April 15, 2014 3:54 PM
Originally published by East Midlands Liberal Democrats

Bill Newton Dunn, Liberal Democrat MEP for the East Midlands has welcomed a European Parliament vote to improve lorry safety through tougher design standards today, which was approved by an overwhelming majority with 604 MEPs in favour.

Cyclist Jane Oseman keeps a wary eye on a large lorry at the Green Long EatonUnder changes pushed for by Liberal Democrat MEPs, the design of lorry cabs are set to be changed to reduce the number of blind spots under the front windscreen and the side of the vehicle. The new designs would also include safer cab fronts to reduce damage caused by impacts with cyclists and pedestrians. It is believed the proposal could help prevent dozens of fatal accidents each year.

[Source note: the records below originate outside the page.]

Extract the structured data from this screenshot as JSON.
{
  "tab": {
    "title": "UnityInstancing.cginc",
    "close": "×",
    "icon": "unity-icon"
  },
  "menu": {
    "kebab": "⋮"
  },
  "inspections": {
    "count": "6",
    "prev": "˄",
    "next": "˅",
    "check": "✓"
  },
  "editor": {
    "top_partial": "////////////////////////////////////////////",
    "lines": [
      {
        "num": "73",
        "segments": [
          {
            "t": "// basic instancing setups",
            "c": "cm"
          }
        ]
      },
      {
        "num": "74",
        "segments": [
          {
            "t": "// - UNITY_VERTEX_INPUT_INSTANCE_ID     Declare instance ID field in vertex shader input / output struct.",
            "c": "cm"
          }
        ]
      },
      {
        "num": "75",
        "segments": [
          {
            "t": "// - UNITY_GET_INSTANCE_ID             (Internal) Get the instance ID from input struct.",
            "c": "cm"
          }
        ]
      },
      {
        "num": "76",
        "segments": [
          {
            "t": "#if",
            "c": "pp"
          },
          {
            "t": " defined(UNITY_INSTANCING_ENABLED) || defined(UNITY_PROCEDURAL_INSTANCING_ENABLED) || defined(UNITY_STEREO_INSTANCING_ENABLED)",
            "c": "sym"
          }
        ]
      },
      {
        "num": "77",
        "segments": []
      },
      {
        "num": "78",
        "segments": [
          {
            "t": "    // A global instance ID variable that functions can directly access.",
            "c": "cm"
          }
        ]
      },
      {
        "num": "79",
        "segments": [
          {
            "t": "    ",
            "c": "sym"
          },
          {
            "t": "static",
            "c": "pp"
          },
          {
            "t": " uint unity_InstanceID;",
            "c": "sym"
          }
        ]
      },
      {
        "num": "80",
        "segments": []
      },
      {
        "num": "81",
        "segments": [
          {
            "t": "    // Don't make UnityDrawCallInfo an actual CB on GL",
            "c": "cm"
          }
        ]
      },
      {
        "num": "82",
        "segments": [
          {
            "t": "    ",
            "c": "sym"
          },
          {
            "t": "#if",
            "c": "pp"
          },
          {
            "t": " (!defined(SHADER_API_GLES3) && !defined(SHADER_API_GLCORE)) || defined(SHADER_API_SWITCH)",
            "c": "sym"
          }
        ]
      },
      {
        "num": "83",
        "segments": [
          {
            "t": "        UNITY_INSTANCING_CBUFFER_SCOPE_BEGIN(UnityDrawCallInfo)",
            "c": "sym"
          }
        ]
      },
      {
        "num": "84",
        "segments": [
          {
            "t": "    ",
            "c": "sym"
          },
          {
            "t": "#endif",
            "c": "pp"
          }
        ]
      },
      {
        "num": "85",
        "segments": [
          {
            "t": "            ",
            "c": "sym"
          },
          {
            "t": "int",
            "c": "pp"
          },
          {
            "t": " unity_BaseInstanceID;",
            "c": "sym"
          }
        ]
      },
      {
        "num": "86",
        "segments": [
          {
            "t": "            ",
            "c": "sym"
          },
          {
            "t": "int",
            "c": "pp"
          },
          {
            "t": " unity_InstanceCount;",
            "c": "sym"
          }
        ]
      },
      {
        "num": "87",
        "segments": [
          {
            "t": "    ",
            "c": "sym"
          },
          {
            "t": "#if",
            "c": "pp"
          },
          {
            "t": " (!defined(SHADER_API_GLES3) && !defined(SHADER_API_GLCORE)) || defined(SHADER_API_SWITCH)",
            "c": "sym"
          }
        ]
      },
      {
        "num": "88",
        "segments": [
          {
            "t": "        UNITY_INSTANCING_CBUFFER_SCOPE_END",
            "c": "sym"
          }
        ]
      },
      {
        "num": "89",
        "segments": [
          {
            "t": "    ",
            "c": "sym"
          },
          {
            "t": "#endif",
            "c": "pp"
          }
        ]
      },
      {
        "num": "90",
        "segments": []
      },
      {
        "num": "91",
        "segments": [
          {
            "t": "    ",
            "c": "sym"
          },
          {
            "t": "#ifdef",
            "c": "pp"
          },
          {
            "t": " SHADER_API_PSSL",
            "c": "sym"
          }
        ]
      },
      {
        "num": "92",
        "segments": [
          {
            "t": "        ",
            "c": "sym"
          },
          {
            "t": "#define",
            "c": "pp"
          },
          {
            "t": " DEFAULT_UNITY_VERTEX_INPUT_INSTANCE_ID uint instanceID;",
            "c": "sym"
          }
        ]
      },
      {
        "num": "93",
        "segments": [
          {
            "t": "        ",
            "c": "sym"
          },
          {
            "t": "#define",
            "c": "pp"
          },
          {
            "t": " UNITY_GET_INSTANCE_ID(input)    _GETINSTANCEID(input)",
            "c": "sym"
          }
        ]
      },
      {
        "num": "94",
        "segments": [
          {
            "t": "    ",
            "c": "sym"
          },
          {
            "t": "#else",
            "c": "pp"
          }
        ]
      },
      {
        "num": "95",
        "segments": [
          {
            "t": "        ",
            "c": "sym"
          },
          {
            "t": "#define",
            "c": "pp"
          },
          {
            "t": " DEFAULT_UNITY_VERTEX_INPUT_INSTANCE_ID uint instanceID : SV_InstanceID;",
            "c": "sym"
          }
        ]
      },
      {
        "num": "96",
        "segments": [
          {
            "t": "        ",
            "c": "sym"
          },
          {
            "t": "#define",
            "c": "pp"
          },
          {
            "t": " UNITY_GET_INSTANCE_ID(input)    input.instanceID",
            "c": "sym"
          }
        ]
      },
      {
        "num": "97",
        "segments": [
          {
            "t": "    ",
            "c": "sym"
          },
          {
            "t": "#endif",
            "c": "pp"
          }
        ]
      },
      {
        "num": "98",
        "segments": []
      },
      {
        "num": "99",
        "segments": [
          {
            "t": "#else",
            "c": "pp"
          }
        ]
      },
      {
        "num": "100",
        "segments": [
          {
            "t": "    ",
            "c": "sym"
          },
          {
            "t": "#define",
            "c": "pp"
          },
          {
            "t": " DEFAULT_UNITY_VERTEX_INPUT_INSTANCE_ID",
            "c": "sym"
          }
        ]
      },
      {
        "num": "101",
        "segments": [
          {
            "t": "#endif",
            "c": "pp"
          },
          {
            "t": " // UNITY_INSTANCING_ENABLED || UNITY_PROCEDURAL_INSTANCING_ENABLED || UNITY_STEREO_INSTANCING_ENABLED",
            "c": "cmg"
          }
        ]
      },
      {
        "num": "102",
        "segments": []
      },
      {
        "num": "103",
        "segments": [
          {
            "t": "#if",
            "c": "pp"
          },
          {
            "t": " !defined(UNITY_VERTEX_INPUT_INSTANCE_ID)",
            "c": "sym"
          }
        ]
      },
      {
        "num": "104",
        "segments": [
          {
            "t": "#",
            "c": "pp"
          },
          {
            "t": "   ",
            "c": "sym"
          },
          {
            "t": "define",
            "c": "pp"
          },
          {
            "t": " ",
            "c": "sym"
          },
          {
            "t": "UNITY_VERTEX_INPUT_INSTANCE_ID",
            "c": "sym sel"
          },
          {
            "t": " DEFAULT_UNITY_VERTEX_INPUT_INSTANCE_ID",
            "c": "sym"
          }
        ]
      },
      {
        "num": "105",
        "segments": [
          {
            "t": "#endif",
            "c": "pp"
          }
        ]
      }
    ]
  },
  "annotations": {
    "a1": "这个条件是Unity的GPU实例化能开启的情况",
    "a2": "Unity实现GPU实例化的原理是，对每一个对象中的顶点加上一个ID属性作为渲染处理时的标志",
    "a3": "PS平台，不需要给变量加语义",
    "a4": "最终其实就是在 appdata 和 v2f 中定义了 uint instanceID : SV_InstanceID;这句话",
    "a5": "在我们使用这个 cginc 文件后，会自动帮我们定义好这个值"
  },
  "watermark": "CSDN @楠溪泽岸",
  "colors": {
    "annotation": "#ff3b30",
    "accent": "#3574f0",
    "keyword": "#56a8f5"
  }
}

Over the past few years Liberal Democrat MEPs have met with a number of safety campaigners in Brussels and the UK who have called for tighter EU rules to improve lorry safety including Olympic gold medal-winning cyclist Chris Boardman, Kate Cairns from the See Me Save Me Campaign and Nazan Fennell from the 'Live in Hope' campaign.

Bill Newton Dunn commented:

"Today's vote is a victory for all the campaigners in the UK who have worked so hard to bring about these life-saving changes to lorry design."

"This shows that when individuals engage with MEPs and the EU they can affect the outcome and bring about positive change."

"With today's strong backing from the European Parliament I am confident that we can push these reforms through in negotiations with national governments later this year."

MEPs will now enter into negotiations with national governments in order to finalise the new legislation. These negotiations will not take place until after the European elections in May.

Under the new rules lorry manufacturers would be permitted to increase the dimensions of their vehicles as long as they used the extra space to incorporate safety and aerodynamic features. These safety features will then become compulsory seven years after the entry into force of the Directive.

The full text of the proposed legislation voted on today can be found here. The full results of the vote will be published around 2pm BST.